▶ What to do: Copy the data below in full, exactly as it appears.

▶ Supplied data:
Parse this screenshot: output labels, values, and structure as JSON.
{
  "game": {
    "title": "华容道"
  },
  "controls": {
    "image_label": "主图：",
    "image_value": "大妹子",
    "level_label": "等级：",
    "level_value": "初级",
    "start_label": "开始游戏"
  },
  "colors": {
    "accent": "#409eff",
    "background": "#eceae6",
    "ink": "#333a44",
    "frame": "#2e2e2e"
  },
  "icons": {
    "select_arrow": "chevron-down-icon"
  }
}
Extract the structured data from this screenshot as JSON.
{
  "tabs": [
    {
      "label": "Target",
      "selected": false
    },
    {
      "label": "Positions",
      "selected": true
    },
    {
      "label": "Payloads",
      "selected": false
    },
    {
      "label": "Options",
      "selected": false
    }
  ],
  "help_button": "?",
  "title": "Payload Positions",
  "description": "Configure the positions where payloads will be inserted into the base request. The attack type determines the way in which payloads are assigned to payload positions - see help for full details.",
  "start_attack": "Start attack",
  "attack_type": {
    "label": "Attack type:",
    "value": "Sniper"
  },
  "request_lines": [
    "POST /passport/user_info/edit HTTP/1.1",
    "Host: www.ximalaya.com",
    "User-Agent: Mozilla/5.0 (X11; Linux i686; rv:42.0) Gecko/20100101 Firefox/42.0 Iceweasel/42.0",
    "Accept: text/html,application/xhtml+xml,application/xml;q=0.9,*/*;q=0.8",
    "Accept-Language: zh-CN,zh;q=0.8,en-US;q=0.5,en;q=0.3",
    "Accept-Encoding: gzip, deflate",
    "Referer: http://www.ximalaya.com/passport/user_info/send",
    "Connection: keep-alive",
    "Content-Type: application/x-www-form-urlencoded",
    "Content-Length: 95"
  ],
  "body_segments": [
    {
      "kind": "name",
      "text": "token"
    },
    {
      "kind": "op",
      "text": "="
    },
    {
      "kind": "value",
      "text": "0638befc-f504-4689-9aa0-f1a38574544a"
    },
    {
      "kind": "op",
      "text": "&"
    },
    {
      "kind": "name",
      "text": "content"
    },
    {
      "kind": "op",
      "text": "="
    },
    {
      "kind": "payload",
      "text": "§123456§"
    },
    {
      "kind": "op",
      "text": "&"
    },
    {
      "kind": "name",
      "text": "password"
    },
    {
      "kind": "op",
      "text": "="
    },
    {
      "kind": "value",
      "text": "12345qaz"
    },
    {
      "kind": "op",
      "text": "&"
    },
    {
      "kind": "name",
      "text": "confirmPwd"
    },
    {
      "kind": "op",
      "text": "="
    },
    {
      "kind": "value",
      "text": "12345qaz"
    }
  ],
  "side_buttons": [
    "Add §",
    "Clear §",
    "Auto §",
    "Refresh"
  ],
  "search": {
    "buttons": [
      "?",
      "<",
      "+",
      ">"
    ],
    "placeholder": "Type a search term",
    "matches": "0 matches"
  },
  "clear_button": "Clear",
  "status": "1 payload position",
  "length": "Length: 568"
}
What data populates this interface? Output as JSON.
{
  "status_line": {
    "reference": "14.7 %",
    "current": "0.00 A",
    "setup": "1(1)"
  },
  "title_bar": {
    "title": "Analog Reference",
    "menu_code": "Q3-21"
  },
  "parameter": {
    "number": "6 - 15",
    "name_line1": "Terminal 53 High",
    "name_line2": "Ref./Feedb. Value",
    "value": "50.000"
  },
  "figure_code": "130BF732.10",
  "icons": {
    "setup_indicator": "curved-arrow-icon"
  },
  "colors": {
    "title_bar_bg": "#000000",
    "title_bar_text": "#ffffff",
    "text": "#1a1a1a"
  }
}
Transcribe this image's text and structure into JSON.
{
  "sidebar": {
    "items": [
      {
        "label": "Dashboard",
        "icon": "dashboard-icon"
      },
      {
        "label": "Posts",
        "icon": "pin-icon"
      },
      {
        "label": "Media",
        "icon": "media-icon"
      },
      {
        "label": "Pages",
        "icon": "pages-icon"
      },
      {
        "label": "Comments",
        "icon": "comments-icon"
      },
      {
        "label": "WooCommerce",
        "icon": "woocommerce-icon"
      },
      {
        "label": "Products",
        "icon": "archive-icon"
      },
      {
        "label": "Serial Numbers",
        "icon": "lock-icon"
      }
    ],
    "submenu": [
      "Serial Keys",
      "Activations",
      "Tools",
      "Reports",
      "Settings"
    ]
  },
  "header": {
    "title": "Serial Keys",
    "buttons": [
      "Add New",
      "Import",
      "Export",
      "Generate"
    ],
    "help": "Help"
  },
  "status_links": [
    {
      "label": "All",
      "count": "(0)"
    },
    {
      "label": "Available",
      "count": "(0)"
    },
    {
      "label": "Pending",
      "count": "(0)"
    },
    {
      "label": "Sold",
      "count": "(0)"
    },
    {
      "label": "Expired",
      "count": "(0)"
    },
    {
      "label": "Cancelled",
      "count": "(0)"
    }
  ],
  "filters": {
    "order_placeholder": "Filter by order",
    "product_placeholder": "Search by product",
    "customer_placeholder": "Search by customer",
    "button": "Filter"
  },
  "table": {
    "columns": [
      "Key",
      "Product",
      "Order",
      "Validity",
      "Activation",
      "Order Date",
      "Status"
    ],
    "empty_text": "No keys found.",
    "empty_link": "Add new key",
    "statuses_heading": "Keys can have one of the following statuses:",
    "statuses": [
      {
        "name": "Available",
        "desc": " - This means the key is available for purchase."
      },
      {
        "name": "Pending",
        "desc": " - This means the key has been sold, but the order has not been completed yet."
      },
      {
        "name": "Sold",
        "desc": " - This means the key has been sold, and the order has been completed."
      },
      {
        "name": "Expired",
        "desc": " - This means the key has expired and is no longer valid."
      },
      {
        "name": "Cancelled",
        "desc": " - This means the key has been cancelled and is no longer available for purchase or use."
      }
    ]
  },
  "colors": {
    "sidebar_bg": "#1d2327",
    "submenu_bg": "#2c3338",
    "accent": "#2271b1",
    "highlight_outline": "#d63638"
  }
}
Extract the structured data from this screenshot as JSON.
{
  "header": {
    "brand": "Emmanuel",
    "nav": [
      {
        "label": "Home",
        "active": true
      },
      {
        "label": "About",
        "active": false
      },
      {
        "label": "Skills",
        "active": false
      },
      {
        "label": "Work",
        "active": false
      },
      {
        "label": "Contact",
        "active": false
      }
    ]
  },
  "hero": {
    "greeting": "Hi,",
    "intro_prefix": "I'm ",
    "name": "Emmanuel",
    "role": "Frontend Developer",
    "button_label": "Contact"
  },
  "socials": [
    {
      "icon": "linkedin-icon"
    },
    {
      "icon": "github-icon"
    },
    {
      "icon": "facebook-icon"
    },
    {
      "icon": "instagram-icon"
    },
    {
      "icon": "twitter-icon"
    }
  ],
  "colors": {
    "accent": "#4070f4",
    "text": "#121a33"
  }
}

▶ Result of this exercise:
Parse this screenshot: output labels, values, and structure as JSON.
{
  "game": {
    "title": "华容道"
  },
  "controls": {
    "image_label": "主图：",
    "image_value": "大妹子",
    "level_label": "等级：",
    "level_value": "初级",
    "start_label": "开始游戏"
  },
  "colors": {
    "accent": "#409eff",
    "background": "#eceae6",
    "ink": "#333a44",
    "frame": "#2e2e2e"
  },
  "icons": {
    "select_arrow": "chevron-down-icon"
  }
}
Extract the structured data from this screenshot as JSON.
{
  "tabs": [
    {
      "label": "Target",
      "selected": false
    },
    {
      "label": "Positions",
      "selected": true
    },
    {
      "label": "Payloads",
      "selected": false
    },
    {
      "label": "Options",
      "selected": false
    }
  ],
  "help_button": "?",
  "title": "Payload Positions",
  "description": "Configure the positions where payloads will be inserted into the base request. The attack type determines the way in which payloads are assigned to payload positions - see help for full details.",
  "start_attack": "Start attack",
  "attack_type": {
    "label": "Attack type:",
    "value": "Sniper"
  },
  "request_lines": [
    "POST /passport/user_info/edit HTTP/1.1",
    "Host: www.ximalaya.com",
    "User-Agent: Mozilla/5.0 (X11; Linux i686; rv:42.0) Gecko/20100101 Firefox/42.0 Iceweasel/42.0",
    "Accept: text/html,application/xhtml+xml,application/xml;q=0.9,*/*;q=0.8",
    "Accept-Language: zh-CN,zh;q=0.8,en-US;q=0.5,en;q=0.3",
    "Accept-Encoding: gzip, deflate",
    "Referer: http://www.ximalaya.com/passport/user_info/send",
    "Connection: keep-alive",
    "Content-Type: application/x-www-form-urlencoded",
    "Content-Length: 95"
  ],
  "body_segments": [
    {
      "kind": "name",
      "text": "token"
    },
    {
      "kind": "op",
      "text": "="
    },
    {
      "kind": "value",
      "text": "0638befc-f504-4689-9aa0-f1a38574544a"
    },
    {
      "kind": "op",
      "text": "&"
    },
    {
      "kind": "name",
      "text": "content"
    },
    {
      "kind": "op",
      "text": "="
    },
    {
      "kind": "payload",
      "text": "§123456§"
    },
    {
      "kind": "op",
      "text": "&"
    },
    {
      "kind": "name",
      "text": "password"
    },
    {
      "kind": "op",
      "text": "="
    },
    {
      "kind": "value",
      "text": "12345qaz"
    },
    {
      "kind": "op",
      "text": "&"
    },
    {
      "kind": "name",
      "text": "confirmPwd"
    },
    {
      "kind": "op",
      "text": "="
    },
    {
      "kind": "value",
      "text": "12345qaz"
    }
  ],
  "side_buttons": [
    "Add §",
    "Clear §",
    "Auto §",
    "Refresh"
  ],
  "search": {
    "buttons": [
      "?",
      "<",
      "+",
      ">"
    ],
    "placeholder": "Type a search term",
    "matches": "0 matches"
  },
  "clear_button": "Clear",
  "status": "1 payload position",
  "length": "Length: 568"
}
What data populates this interface? Output as JSON.
{
  "status_line": {
    "reference": "14.7 %",
    "current": "0.00 A",
    "setup": "1(1)"
  },
  "title_bar": {
    "title": "Analog Reference",
    "menu_code": "Q3-21"
  },
  "parameter": {
    "number": "6 - 15",
    "name_line1": "Terminal 53 High",
    "name_line2": "Ref./Feedb. Value",
    "value": "50.000"
  },
  "figure_code": "130BF732.10",
  "icons": {
    "setup_indicator": "curved-arrow-icon"
  },
  "colors": {
    "title_bar_bg": "#000000",
    "title_bar_text": "#ffffff",
    "text": "#1a1a1a"
  }
}
Transcribe this image's text and structure into JSON.
{
  "sidebar": {
    "items": [
      {
        "label": "Dashboard",
        "icon": "dashboard-icon"
      },
      {
        "label": "Posts",
        "icon": "pin-icon"
      },
      {
        "label": "Media",
        "icon": "media-icon"
      },
      {
        "label": "Pages",
        "icon": "pages-icon"
      },
      {
        "label": "Comments",
        "icon": "comments-icon"
      },
      {
        "label": "WooCommerce",
        "icon": "woocommerce-icon"
      },
      {
        "label": "Products",
        "icon": "archive-icon"
      },
      {
        "label": "Serial Numbers",
        "icon": "lock-icon"
      }
    ],
    "submenu": [
      "Serial Keys",
      "Activations",
      "Tools",
      "Reports",
      "Settings"
    ]
  },
  "header": {
    "title": "Serial Keys",
    "buttons": [
      "Add New",
      "Import",
      "Export",
      "Generate"
    ],
    "help": "Help"
  },
  "status_links": [
    {
      "label": "All",
      "count": "(0)"
    },
    {
      "label": "Available",
      "count": "(0)"
    },
    {
      "label": "Pending",
      "count": "(0)"
    },
    {
      "label": "Sold",
      "count": "(0)"
    },
    {
      "label": "Expired",
      "count": "(0)"
    },
    {
      "label": "Cancelled",
      "count": "(0)"
    }
  ],
  "filters": {
    "order_placeholder": "Filter by order",
    "product_placeholder": "Search by product",
    "customer_placeholder": "Search by customer",
    "button": "Filter"
  },
  "table": {
    "columns": [
      "Key",
      "Product",
      "Order",
      "Validity",
      "Activation",
      "Order Date",
      "Status"
    ],
    "empty_text": "No keys found.",
    "empty_link": "Add new key",
    "statuses_heading": "Keys can have one of the following statuses:",
    "statuses": [
      {
        "name": "Available",
        "desc": " - This means the key is available for purchase."
      },
      {
        "name": "Pending",
        "desc": " - This means the key has been sold, but the order has not been completed yet."
      },
      {
        "name": "Sold",
        "desc": " - This means the key has been sold, and the order has been completed."
      },
      {
        "name": "Expired",
        "desc": " - This means the key has expired and is no longer valid."
      },
      {
        "name": "Cancelled",
        "desc": " - This means the key has been cancelled and is no longer available for purchase or use."
      }
    ]
  },
  "colors": {
    "sidebar_bg": "#1d2327",
    "submenu_bg": "#2c3338",
    "accent": "#2271b1",
    "highlight_outline": "#d63638"
  }
}
Extract the structured data from this screenshot as JSON.
{
  "header": {
    "brand": "Emmanuel",
    "nav": [
      {
        "label": "Home",
        "active": true
      },
      {
        "label": "About",
        "active": false
      },
      {
        "label": "Skills",
        "active": false
      },
      {
        "label": "Work",
        "active": false
      },
      {
        "label": "Contact",
        "active": false
      }
    ]
  },
  "hero": {
    "greeting": "Hi,",
    "intro_prefix": "I'm ",
    "name": "Emmanuel",
    "role": "Frontend Developer",
    "button_label": "Contact"
  },
  "socials": [
    {
      "icon": "linkedin-icon"
    },
    {
      "icon": "github-icon"
    },
    {
      "icon": "facebook-icon"
    },
    {
      "icon": "instagram-icon"
    },
    {
      "icon": "twitter-icon"
    }
  ],
  "colors": {
    "accent": "#4070f4",
    "text": "#121a33"
  }
}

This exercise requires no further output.